A bill in the Ohio state legislature that would require women who have abortions or miscarriages to designate whether they want their aborted babies buried or cremated is overwhelming a writer at left-wing Salon.
Sean Illing is beside himself to learn that “6-week old embryos are human persons with friends and family members who need closure after their death.”
“This is yet another politically motivated attack on women’s rights,” he writes. “This won’t stop abortions, but it will make life for those who need them harder.”
During an investigation into Planned Parenthood clinics in his state, Ohio Attorney General Mike DeWine found the clinics’ contract with medical waste companies that dump aborted babies into landfills.
Also, in South Carolina, an abortion clinic in Charleston and Texas-based waste management company MedSharps were fined a total of nearly $8,000 for improper disposal of fetal remains.
Gabriel Mann of NARAL Pro-Choice Ohio said there is no need for a new law overseeing the remains of aborted babies, reports WVXU.
“None of this is medically necessary,” he said. “The only reason that these bills are being introduced is because they want to try to harass abortion providers and harass women that are seeking a safe and legal procedure.”
But, how is it that abortions are “medically necessary?” Just about never, in fact.
Similarly, Danielle Craig of Planned Parenthood of Southwest Ohio said her group is always under attack by Ohio lawmakers.
“You know, each time one of these regulations are introduced, that’s more burden on the women who come in to see us and I think that’s the unfortunate part,” she said.
Stephanie Krider of Ohio Right to Life, however, disagrees that the bill would be a burden to women and also does not view the measure as unfair to women who have miscarriages.
“Absolutely, we are sensitive to that,” she explained. “In 2006, I believe, we passed a law that allowed for fetal death certificates to be issued by the Ohio Department of Health.
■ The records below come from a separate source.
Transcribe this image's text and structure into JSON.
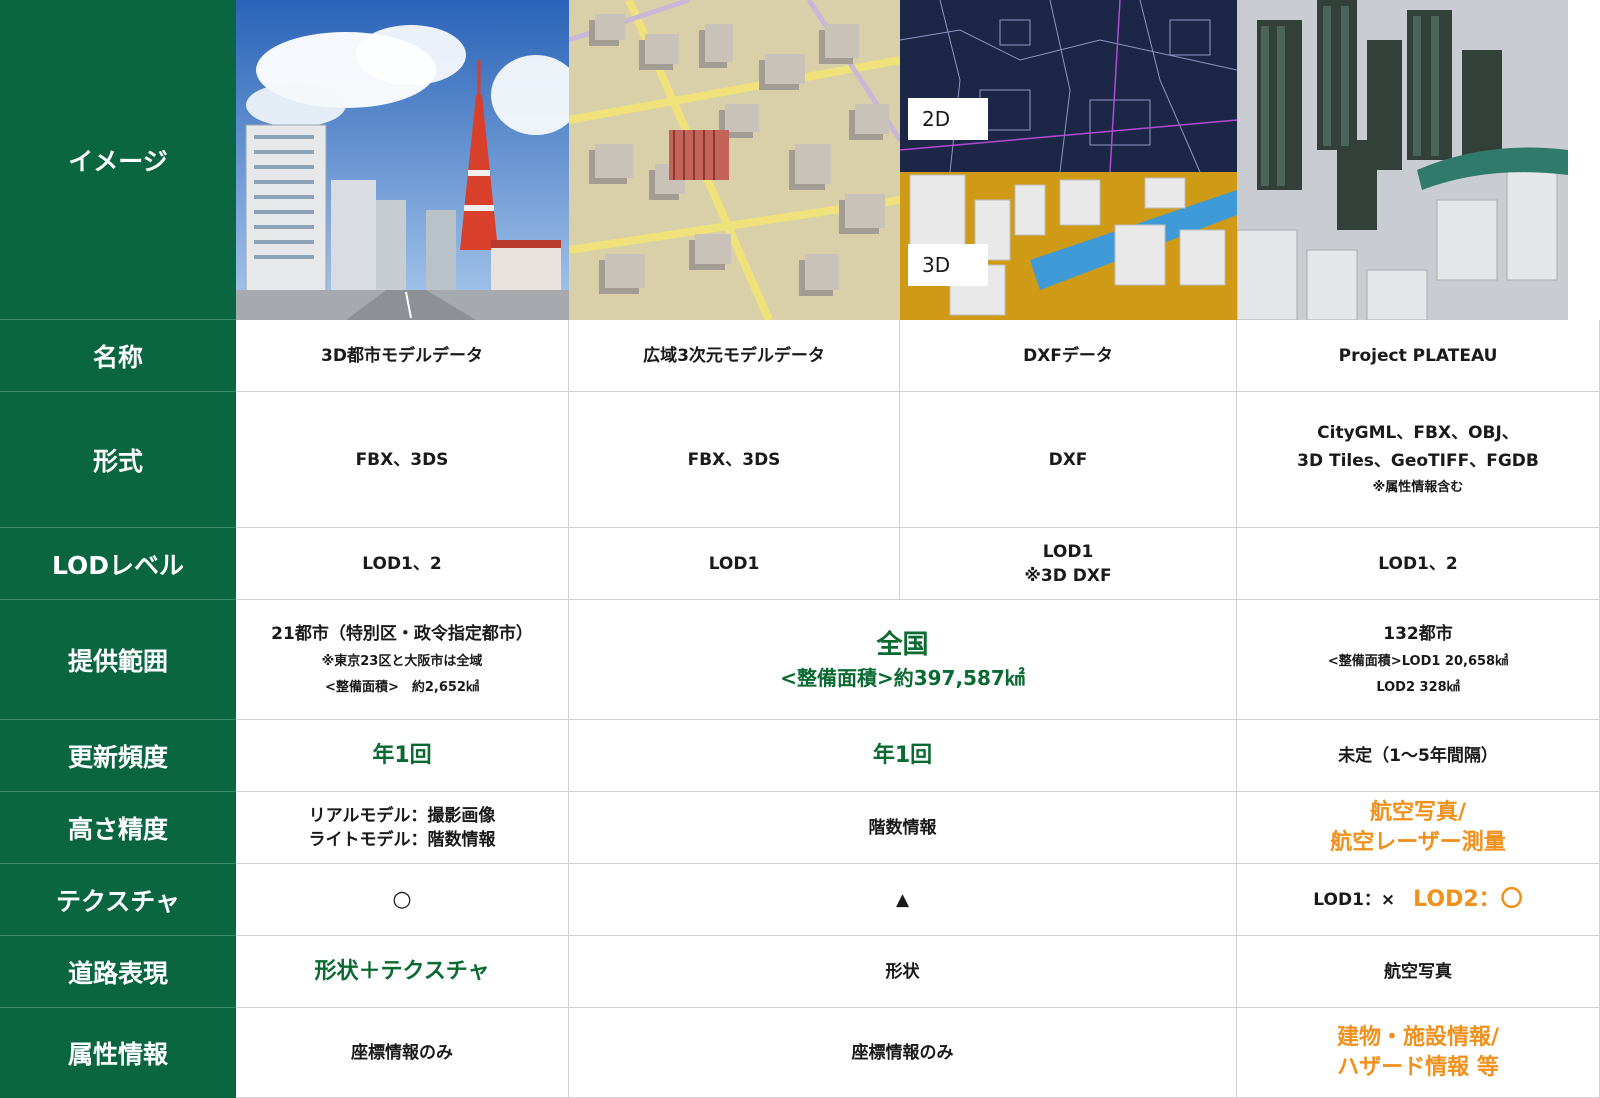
{
  "headers": {
    "image": "イメージ",
    "name": "名称",
    "format": "形式",
    "lod": "LODレベル",
    "coverage": "提供範囲",
    "update": "更新頻度",
    "height": "高さ精度",
    "texture": "テクスチャ",
    "road": "道路表現",
    "attributes": "属性情報"
  },
  "image_badges": {
    "two_d": "2D",
    "three_d": "3D"
  },
  "name": {
    "col1": "3D都市モデルデータ",
    "col2": "広域3次元モデルデータ",
    "col3": "DXFデータ",
    "col4": "Project PLATEAU"
  },
  "format": {
    "col1": "FBX、3DS",
    "col2": "FBX、3DS",
    "col3": "DXF",
    "col4_line1": "CityGML、FBX、OBJ、",
    "col4_line2": "3D Tiles、GeoTIFF、FGDB",
    "col4_note": "※属性情報含む"
  },
  "lod": {
    "col1": "LOD1、2",
    "col2": "LOD1",
    "col3_line1": "LOD1",
    "col3_line2": "※3D DXF",
    "col4": "LOD1、2"
  },
  "coverage": {
    "col1_line1": "21都市（特別区・政令指定都市）",
    "col1_line2": "※東京23区と大阪市は全域",
    "col1_line3": "<整備面積>　約2,652㎢",
    "col23_line1": "全国",
    "col23_line2": "<整備面積>約397,587㎢",
    "col4_line1": "132都市",
    "col4_line2": "<整備面積>LOD1 20,658㎢",
    "col4_line3": "LOD2 328㎢"
  },
  "update": {
    "col1": "年1回",
    "col23": "年1回",
    "col4": "未定（1〜5年間隔）"
  },
  "height": {
    "col1_line1": "リアルモデル：撮影画像",
    "col1_line2": "ライトモデル：階数情報",
    "col23": "階数情報",
    "col4_line1": "航空写真/",
    "col4_line2": "航空レーザー測量"
  },
  "texture": {
    "col1": "○",
    "col23": "▲",
    "col4_a": "LOD1：×",
    "col4_b": "LOD2：〇"
  },
  "road": {
    "col1": "形状＋テクスチャ",
    "col23": "形状",
    "col4": "航空写真"
  },
  "attributes": {
    "col1": "座標情報のみ",
    "col23": "座標情報のみ",
    "col4_line1": "建物・施設情報/",
    "col4_line2": "ハザード情報 等"
  },
  "colors": {
    "header_bg": "#0a6640",
    "accent_green": "#0a6a32",
    "accent_orange": "#f0901d",
    "grid": "#d3d3d3"
  }
}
I think it’s actually called a certificate of still birth and those are available now to women who miscarry after 20 weeks gestation.”
Illing insists the bill won’t succeed because it is simply a product of right-wing extremists who have become “desperate” because of the success of Planned Parenthood in avoiding being discredited by videos that have exposed the group’s apparent practices of selling the body parts of aborted babies on the open market.
“All of this makes sense against the backdrop of the broader culture war, which the religious right has already lost,” he says. “The country has changed. Public opinion has shifted dramatically on a number of social issues, particularly same-sex marriage and abortion, and the law now reflects that.”
But where is the dramatic shift in public opinion on abortion?
In 37 consecutive polls, performed throughout the past 21 years on the issue of abortion, Gallup has found that a majority of Americans surveyed say abortion should be illegal in all or most cases.
Additionally, a Robert Morris University poll finds 53.3 percent of participants say Planned Parenthood should have its government funding stripped and redirected to other health facilities that do not perform abortions, as opposed to only 31.5 percent who oppose defunding the abortion business.
State Rep. Barbara Sears (R) said the Ohio bill is not about politics.
“The idea of respectfully treating the remains of an infant who has been aborted, I think is critical,” she said. “And I think that you can see how we treat our own childhood pets when we are disposing of them in a respectful way, you know I think that people are shocked. And I don’t think that it matters whether you are Republican or Democrat or Independent or oblivious to politics all together.”